--- MATERIAL FOR THIS TASK ---
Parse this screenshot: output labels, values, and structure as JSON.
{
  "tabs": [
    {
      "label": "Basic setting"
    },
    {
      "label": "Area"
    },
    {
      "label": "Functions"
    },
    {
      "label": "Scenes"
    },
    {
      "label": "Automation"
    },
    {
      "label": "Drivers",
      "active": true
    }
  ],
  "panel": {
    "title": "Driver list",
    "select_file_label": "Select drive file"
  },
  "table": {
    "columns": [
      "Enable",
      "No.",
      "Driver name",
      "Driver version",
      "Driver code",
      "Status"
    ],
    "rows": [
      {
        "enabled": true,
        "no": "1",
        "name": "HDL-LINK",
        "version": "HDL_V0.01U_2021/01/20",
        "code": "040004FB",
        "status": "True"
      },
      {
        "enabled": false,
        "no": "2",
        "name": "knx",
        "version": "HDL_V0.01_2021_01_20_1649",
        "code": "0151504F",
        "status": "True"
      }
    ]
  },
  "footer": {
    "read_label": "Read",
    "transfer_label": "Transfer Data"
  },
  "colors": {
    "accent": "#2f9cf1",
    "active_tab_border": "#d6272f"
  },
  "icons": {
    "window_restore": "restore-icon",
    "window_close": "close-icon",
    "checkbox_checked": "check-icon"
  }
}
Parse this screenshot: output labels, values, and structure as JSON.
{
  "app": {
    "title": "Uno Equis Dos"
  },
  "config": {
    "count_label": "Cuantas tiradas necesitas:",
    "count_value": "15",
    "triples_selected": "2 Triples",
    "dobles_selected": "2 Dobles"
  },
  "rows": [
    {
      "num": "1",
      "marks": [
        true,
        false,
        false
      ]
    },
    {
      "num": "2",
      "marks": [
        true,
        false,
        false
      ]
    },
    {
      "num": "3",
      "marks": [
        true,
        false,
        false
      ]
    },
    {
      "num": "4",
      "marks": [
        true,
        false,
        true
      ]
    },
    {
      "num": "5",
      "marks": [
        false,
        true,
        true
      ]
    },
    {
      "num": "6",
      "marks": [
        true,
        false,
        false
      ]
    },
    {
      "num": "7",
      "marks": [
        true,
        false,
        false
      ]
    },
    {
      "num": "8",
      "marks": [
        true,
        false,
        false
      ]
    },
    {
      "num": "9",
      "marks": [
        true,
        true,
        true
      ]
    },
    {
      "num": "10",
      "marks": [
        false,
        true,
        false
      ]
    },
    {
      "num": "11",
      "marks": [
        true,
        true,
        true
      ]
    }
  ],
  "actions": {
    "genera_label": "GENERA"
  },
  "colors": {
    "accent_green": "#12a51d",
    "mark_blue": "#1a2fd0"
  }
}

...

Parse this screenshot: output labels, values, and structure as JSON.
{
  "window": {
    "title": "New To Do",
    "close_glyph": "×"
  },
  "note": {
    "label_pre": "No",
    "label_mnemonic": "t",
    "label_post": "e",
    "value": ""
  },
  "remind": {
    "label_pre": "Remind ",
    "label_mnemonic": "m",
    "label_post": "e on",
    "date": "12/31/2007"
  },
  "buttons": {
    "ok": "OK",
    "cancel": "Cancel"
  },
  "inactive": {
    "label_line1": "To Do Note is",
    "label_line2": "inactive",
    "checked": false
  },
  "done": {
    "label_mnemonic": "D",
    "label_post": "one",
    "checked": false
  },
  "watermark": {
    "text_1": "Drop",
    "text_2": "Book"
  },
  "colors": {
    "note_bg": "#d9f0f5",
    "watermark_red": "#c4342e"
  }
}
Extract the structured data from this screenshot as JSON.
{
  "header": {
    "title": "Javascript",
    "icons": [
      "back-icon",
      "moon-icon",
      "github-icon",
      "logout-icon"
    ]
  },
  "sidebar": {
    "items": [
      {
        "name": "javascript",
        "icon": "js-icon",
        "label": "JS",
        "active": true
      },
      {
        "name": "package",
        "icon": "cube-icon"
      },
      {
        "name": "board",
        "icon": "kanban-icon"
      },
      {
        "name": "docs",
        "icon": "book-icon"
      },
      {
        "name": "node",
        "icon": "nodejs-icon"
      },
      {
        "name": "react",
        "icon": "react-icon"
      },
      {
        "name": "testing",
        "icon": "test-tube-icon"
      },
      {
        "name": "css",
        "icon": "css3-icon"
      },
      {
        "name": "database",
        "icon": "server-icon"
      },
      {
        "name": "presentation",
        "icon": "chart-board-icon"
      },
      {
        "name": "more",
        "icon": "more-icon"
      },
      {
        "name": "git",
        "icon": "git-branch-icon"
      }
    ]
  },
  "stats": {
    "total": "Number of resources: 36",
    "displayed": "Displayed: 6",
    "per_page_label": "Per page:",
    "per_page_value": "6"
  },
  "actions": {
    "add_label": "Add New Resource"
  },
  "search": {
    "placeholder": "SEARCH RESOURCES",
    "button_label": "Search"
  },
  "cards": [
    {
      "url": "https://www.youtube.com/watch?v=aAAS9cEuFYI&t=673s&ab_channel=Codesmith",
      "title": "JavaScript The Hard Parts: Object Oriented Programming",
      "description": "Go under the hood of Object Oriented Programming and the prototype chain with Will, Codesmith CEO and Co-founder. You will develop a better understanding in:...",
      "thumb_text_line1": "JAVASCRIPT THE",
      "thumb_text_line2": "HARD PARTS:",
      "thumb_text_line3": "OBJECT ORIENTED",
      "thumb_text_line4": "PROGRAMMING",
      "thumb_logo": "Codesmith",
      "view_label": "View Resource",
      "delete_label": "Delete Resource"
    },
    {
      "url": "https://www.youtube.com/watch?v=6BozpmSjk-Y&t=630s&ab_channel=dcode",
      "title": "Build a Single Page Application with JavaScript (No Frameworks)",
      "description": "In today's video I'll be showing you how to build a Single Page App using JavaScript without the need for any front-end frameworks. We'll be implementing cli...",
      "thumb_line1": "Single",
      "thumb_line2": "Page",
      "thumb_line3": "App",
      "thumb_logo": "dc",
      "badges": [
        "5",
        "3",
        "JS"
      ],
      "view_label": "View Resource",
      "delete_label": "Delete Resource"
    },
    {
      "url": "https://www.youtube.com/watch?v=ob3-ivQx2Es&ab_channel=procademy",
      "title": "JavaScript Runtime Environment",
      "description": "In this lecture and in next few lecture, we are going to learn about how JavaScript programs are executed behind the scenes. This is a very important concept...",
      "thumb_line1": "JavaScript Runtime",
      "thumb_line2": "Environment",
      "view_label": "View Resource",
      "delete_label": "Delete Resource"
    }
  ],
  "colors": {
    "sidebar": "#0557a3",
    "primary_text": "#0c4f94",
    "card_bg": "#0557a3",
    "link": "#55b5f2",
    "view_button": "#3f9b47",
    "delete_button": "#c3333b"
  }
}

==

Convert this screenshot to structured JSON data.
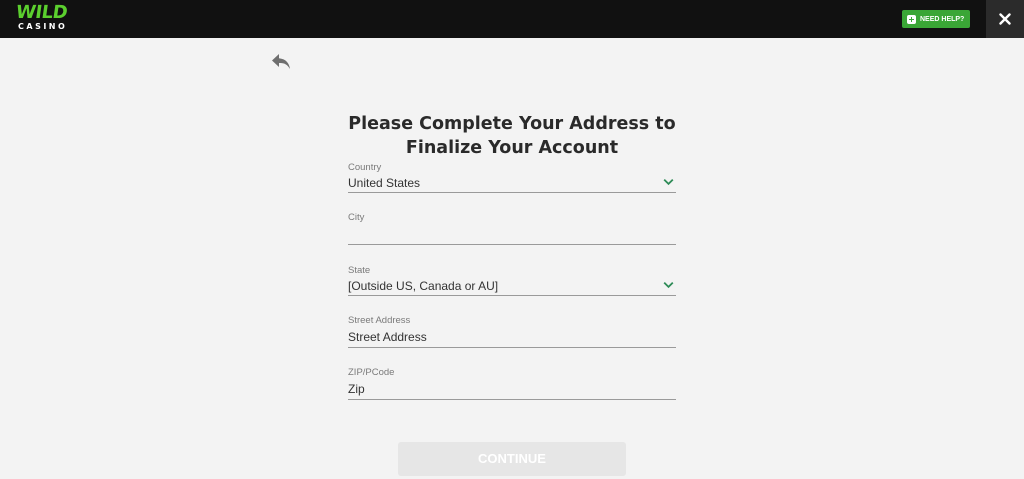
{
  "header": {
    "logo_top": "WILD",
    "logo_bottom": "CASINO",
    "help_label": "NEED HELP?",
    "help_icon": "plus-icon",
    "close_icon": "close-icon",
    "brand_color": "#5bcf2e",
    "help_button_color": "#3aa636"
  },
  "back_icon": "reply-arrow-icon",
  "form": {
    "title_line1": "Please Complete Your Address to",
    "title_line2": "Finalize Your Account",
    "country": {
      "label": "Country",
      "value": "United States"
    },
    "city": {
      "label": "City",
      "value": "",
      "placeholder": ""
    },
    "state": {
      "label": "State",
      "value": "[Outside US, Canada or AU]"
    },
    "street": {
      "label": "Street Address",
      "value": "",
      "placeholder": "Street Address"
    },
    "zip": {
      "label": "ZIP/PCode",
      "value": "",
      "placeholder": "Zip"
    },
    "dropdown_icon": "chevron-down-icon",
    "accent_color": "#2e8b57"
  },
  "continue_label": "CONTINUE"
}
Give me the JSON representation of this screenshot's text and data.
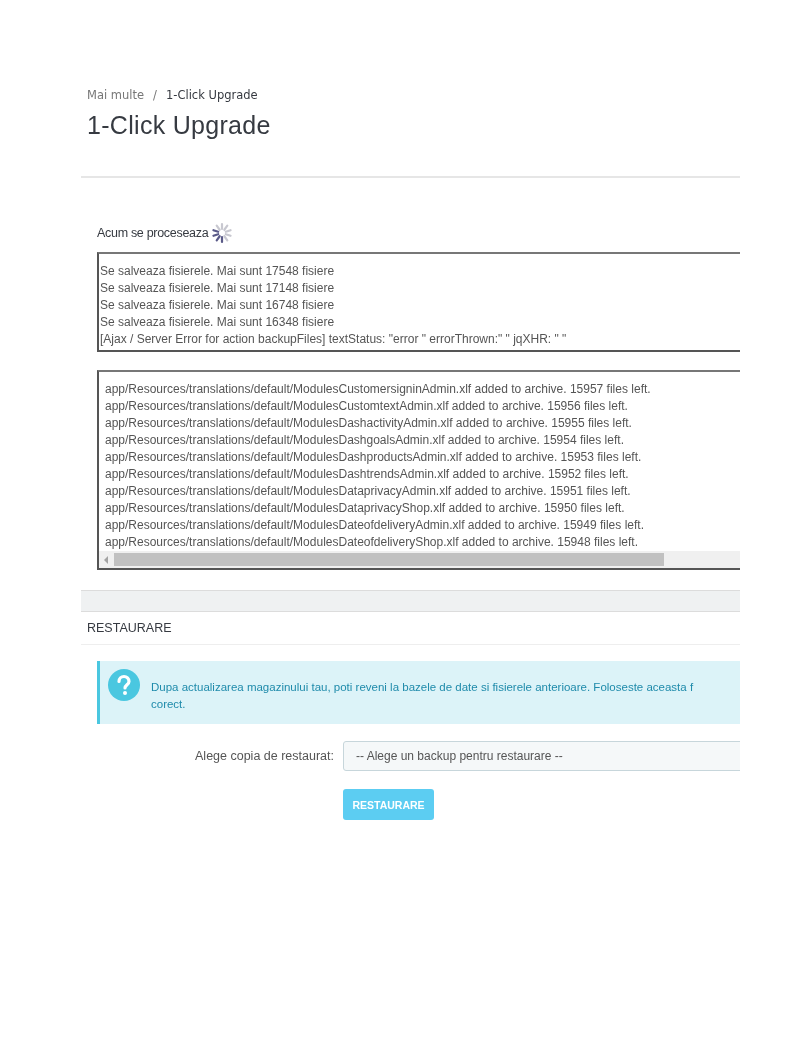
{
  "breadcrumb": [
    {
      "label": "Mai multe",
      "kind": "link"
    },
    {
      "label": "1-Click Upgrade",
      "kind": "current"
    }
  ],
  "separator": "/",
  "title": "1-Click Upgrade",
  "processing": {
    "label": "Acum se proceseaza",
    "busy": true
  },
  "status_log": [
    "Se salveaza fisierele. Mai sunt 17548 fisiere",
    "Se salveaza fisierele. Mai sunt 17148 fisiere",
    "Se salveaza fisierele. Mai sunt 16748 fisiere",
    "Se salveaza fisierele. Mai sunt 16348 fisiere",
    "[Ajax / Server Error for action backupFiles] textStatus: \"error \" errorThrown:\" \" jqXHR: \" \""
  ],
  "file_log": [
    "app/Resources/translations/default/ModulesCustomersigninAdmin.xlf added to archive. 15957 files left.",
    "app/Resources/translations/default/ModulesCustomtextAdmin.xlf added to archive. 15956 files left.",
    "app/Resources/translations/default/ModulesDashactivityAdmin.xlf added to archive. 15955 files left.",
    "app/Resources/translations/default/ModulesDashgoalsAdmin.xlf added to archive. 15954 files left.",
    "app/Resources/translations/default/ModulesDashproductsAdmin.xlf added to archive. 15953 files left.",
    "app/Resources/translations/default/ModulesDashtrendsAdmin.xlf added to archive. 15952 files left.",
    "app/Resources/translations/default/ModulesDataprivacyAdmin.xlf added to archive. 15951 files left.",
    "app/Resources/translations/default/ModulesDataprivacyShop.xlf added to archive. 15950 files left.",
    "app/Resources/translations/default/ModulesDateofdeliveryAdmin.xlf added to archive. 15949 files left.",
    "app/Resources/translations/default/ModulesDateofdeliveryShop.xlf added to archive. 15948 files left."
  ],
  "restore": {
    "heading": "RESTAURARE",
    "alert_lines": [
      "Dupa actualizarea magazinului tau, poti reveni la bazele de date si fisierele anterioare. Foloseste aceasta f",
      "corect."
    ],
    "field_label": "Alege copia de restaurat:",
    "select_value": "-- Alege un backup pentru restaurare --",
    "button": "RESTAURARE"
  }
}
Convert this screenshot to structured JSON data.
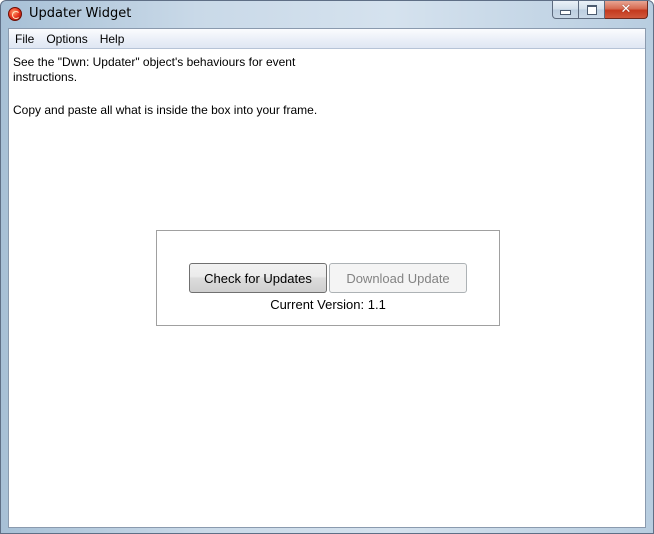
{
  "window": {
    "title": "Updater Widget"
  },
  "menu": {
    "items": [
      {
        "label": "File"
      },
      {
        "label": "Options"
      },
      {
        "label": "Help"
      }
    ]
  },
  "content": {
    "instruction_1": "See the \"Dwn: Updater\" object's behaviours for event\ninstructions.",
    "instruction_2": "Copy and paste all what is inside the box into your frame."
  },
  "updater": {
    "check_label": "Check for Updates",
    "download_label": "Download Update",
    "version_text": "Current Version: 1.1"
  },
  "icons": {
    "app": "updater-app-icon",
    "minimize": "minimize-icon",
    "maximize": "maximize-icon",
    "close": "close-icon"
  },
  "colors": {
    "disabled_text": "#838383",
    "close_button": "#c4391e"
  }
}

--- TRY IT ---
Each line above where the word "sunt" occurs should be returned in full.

--- RESULT FOR THIS EXERCISE ---
    "Se salveaza fisierele. Mai sunt 17548 fisiere",
    "Se salveaza fisierele. Mai sunt 17148 fisiere",
    "Se salveaza fisierele. Mai sunt 16748 fisiere",
    "Se salveaza fisierele. Mai sunt 16348 fisiere",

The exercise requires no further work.